Join Date: Oct 2006
Location: Green Bay, Wisconsin, USA
Make: GL1500 SE
… Or so it seems.
I have both a '85 GL1200A and '97 GL1500 SE (that is a trike), I know they have very near the same rear brake master cylinder. Due to a health issue that I've been dealing with, both have sat.
The Trike did get ridden some in Summer 2017, the 1200 maybe moved in yard but on the road, Sept 2016 was her last ride. I knew back then, likely be a good long spell before I'd get to ride either so I dosed their fresh gas with double dose of Sta-Bil marine fuel saver and ran the carbs dry when last ridden … so not worried there.
Well, I have been checking brake & clutch levers and their pedal feel ever so often, and Trike is all A- OK, but the 1200's rear brake pedal went soft. I ordered a kit, thought I was going to rebuild rear MC. Yesterday I decided time to try the tie down trick, I pumped the rear pedal slowly until it was as best as it was gonna get, and strapped it down with three wraps of a good bungie to lower leg of center stand, checked today, the rear brake is good now.
I did not expect success.

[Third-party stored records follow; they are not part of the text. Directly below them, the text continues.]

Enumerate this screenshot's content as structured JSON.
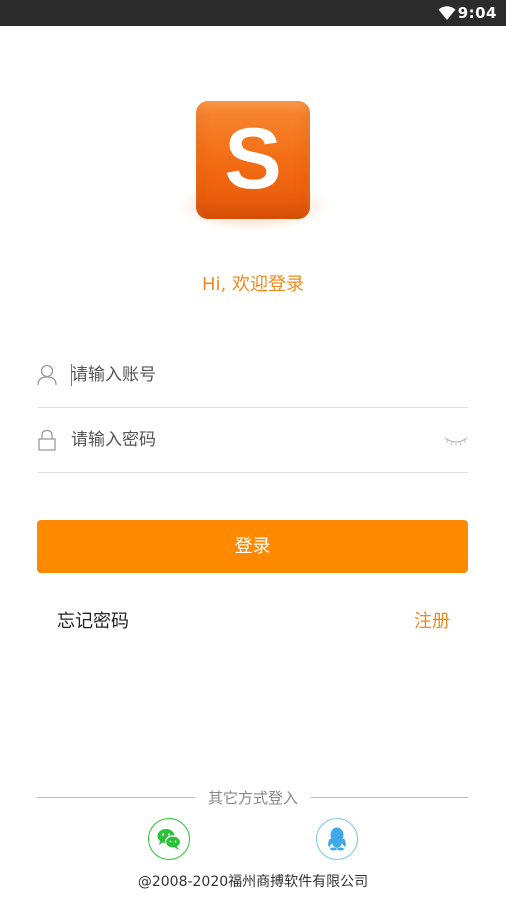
{
  "status_bar": {
    "time": "9:04",
    "icons": [
      "wifi-icon"
    ]
  },
  "logo": {
    "letter": "S",
    "color": "#f26a12"
  },
  "welcome": "Hi, 欢迎登录",
  "account": {
    "placeholder": "请输入账号",
    "value": "",
    "icon": "user-icon"
  },
  "password": {
    "placeholder": "请输入密码",
    "value": "",
    "icon": "lock-icon",
    "toggle_icon": "eye-closed-icon"
  },
  "login_button": "登录",
  "links": {
    "forgot": "忘记密码",
    "register": "注册"
  },
  "other_login": {
    "label": "其它方式登入",
    "providers": [
      {
        "name": "wechat",
        "icon": "wechat-icon",
        "color": "#2bc23a"
      },
      {
        "name": "qq",
        "icon": "qq-icon",
        "color": "#3fa8e8"
      }
    ]
  },
  "footer": {
    "copyright": "@2008-2020福州商搏软件有限公司"
  },
  "colors": {
    "accent": "#ff8a00",
    "accent_text": "#f08a1a",
    "status_bar": "#2b2b2b"
  }
}
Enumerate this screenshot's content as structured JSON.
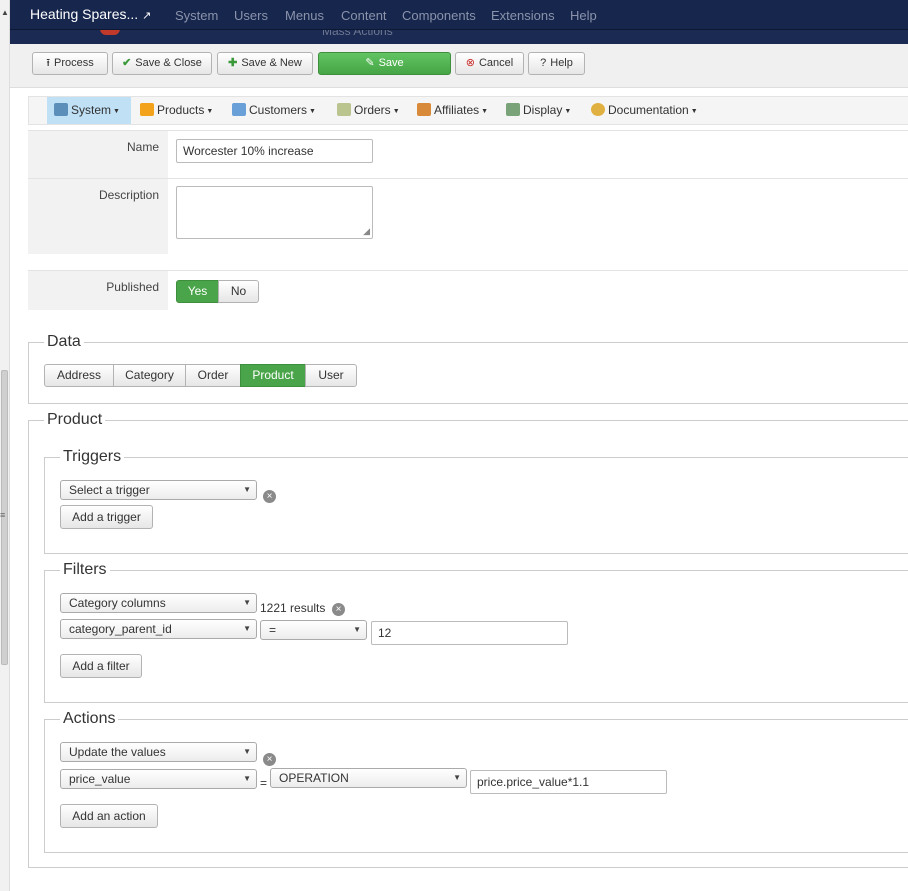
{
  "topnav": {
    "brand": "Heating Spares...",
    "brand_icon": "external-link-icon",
    "menu": [
      "System",
      "Users",
      "Menus",
      "Content",
      "Components",
      "Extensions",
      "Help"
    ],
    "subheader_faint": "Mass Actions"
  },
  "toolbar": {
    "process": "Process",
    "save_close": "Save & Close",
    "save_new": "Save & New",
    "save": "Save",
    "cancel": "Cancel",
    "help": "Help"
  },
  "component_menu": [
    "System",
    "Products",
    "Customers",
    "Orders",
    "Affiliates",
    "Display",
    "Documentation"
  ],
  "form": {
    "name_label": "Name",
    "name_value": "Worcester 10% increase",
    "description_label": "Description",
    "description_value": "",
    "published_label": "Published",
    "published_yes": "Yes",
    "published_no": "No",
    "published_selected": "Yes"
  },
  "data_section": {
    "legend": "Data",
    "tabs": [
      "Address",
      "Category",
      "Order",
      "Product",
      "User"
    ],
    "selected": "Product"
  },
  "product_section": {
    "legend": "Product",
    "triggers": {
      "legend": "Triggers",
      "select": "Select a trigger",
      "add_button": "Add a trigger"
    },
    "filters": {
      "legend": "Filters",
      "type_select": "Category columns",
      "results": "1221 results",
      "column_select": "category_parent_id",
      "operator_select": "=",
      "value": "12",
      "add_button": "Add a filter"
    },
    "actions": {
      "legend": "Actions",
      "type_select": "Update the values",
      "column_select": "price_value",
      "equals": "=",
      "mode_select": "OPERATION",
      "value": "price.price_value*1.1",
      "add_button": "Add an action"
    }
  },
  "colors": {
    "topnav_bg": "#17264d",
    "success_green": "#4aa54a",
    "menu_active": "#bfe0f5"
  }
}
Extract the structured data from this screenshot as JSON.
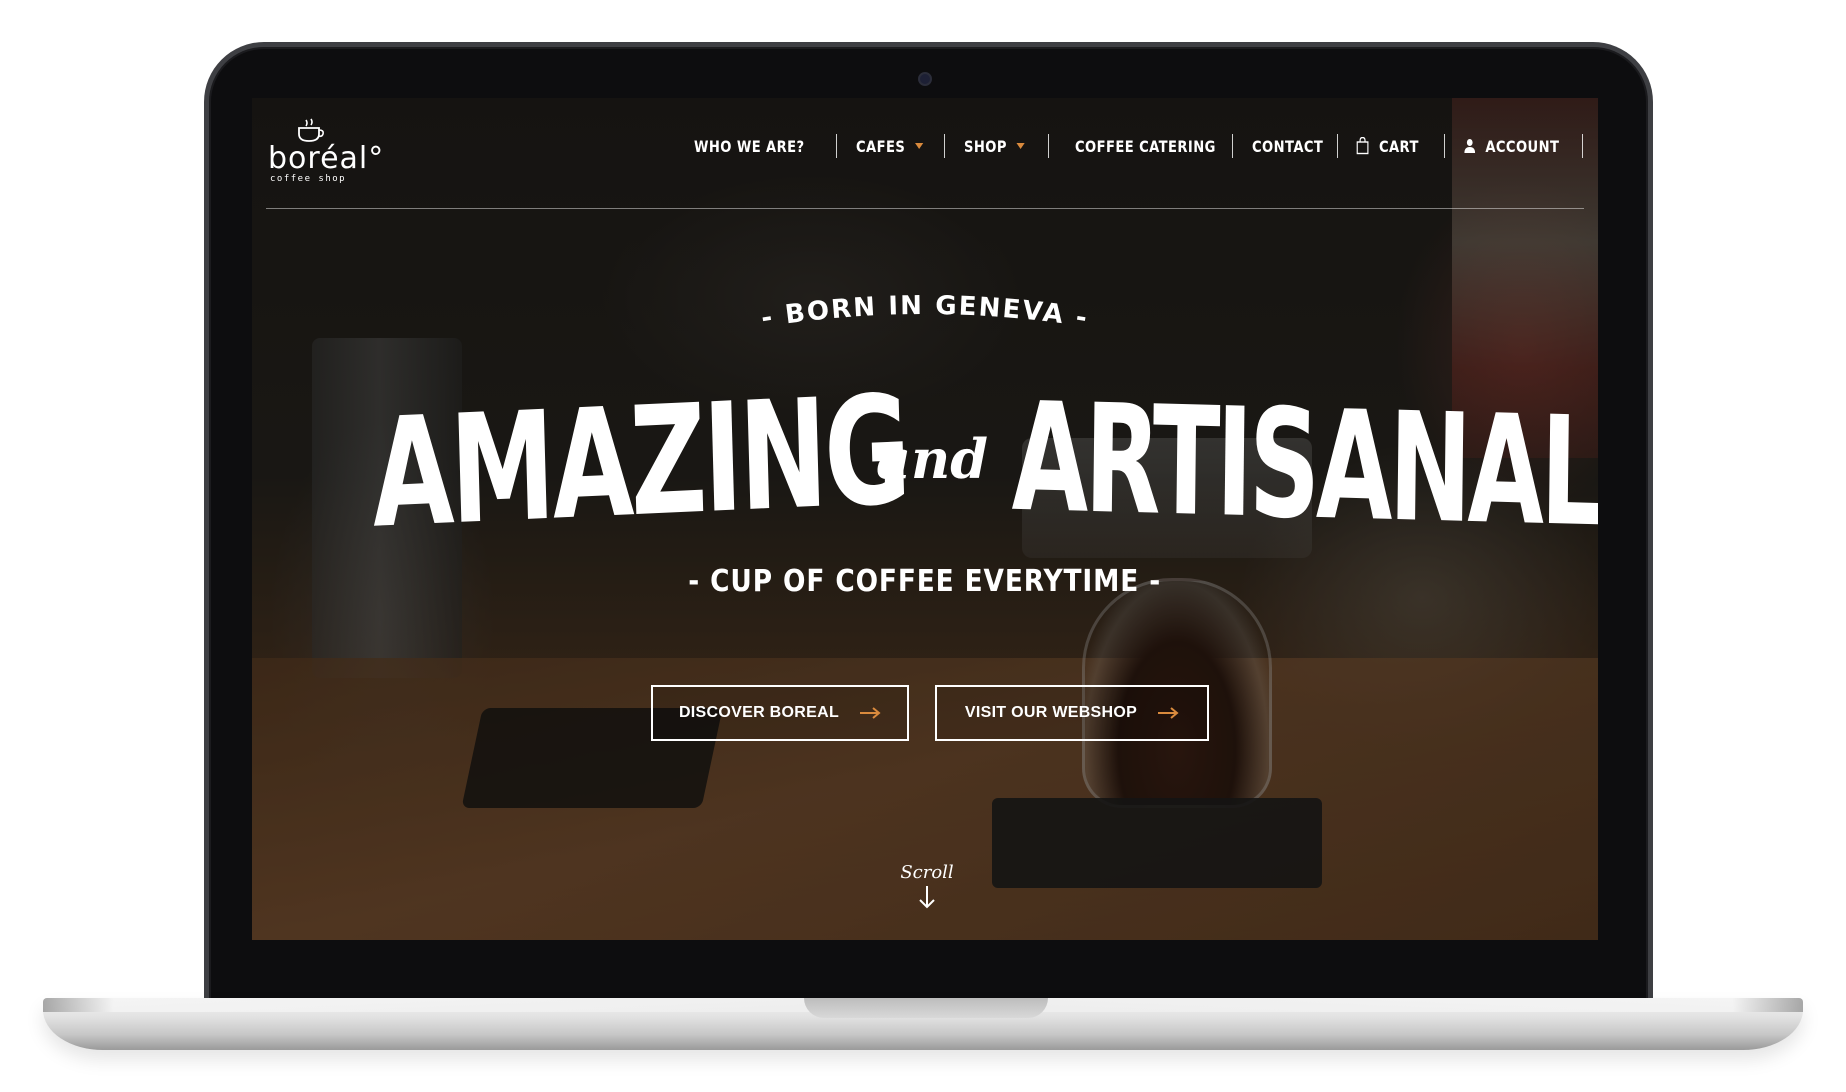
{
  "brand": {
    "logo_word": "boréal°",
    "logo_tagline": "coffee shop"
  },
  "nav": {
    "items": [
      {
        "label": "WHO WE ARE?",
        "has_dropdown": false
      },
      {
        "label": "CAFES",
        "has_dropdown": true
      },
      {
        "label": "SHOP",
        "has_dropdown": true
      },
      {
        "label": "COFFEE CATERING",
        "has_dropdown": false
      },
      {
        "label": "CONTACT",
        "has_dropdown": false
      },
      {
        "label": "CART",
        "icon": "shopping-bag-icon"
      },
      {
        "label": "ACCOUNT",
        "icon": "user-icon"
      }
    ],
    "dropdown_caret_color": "#d98a3d"
  },
  "hero": {
    "eyebrow": "- BORN IN GENEVA -",
    "title_left": "AMAZING",
    "title_connector": "and",
    "title_right": "ARTISANAL",
    "subtitle": "- CUP OF COFFEE EVERYTIME -",
    "buttons": [
      {
        "label": "DISCOVER BOREAL",
        "icon": "arrow-right-icon"
      },
      {
        "label": "VISIT OUR WEBSHOP",
        "icon": "arrow-right-icon"
      }
    ],
    "scroll_label": "Scroll",
    "accent_color": "#d98a3d"
  }
}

The brakes have been bled before, never had a soft pedal on either, fluid changed, etc., so I see no way for air to get in just sitting in a dehumidified, heated basement as they do. All I can figure is the cup seals of the piston in the rear MC maybe relaxed from lack of regular use, and simply failed to seal the whole stroke. Pumping up to get some pressure likely expands them cups, getting them re - acquainted with cylinder bore wall. That's my theory.
Anyway, tomorrow gonna do same on 1500 just as a preventative measure.
I too have had the same anomaly and I don't know why but I have a theory. (Guess) As the cold weather sets in the seals on the calipers get cold and shrink up as well as less resilient. As it gets colder and colder the brake fluid in the lines and calipers contracts. There is now a slight void and vacuum internal the caliper and lines. The caliper seals are stiff and do not seal real well so the system draws in a very insignificant amount of air. You wouldn't even know it if you rode the next day. Problem is the bike does not get used. The temp goes up and down every day and every week. Eventually all the insignificant amounts of air combine to become significant over months.
I would think that the fluid in the master should run down to replace the void but I wonder if the small hole in the master reservoir and thick viscosity from the bitter cold makes it easier to pull the air past the caliper seal. Just my best guess. What do you think?
Worked on the "big rigs" for 45 years now just riding my Wing whenever I can. Gets cold in Wisconsin.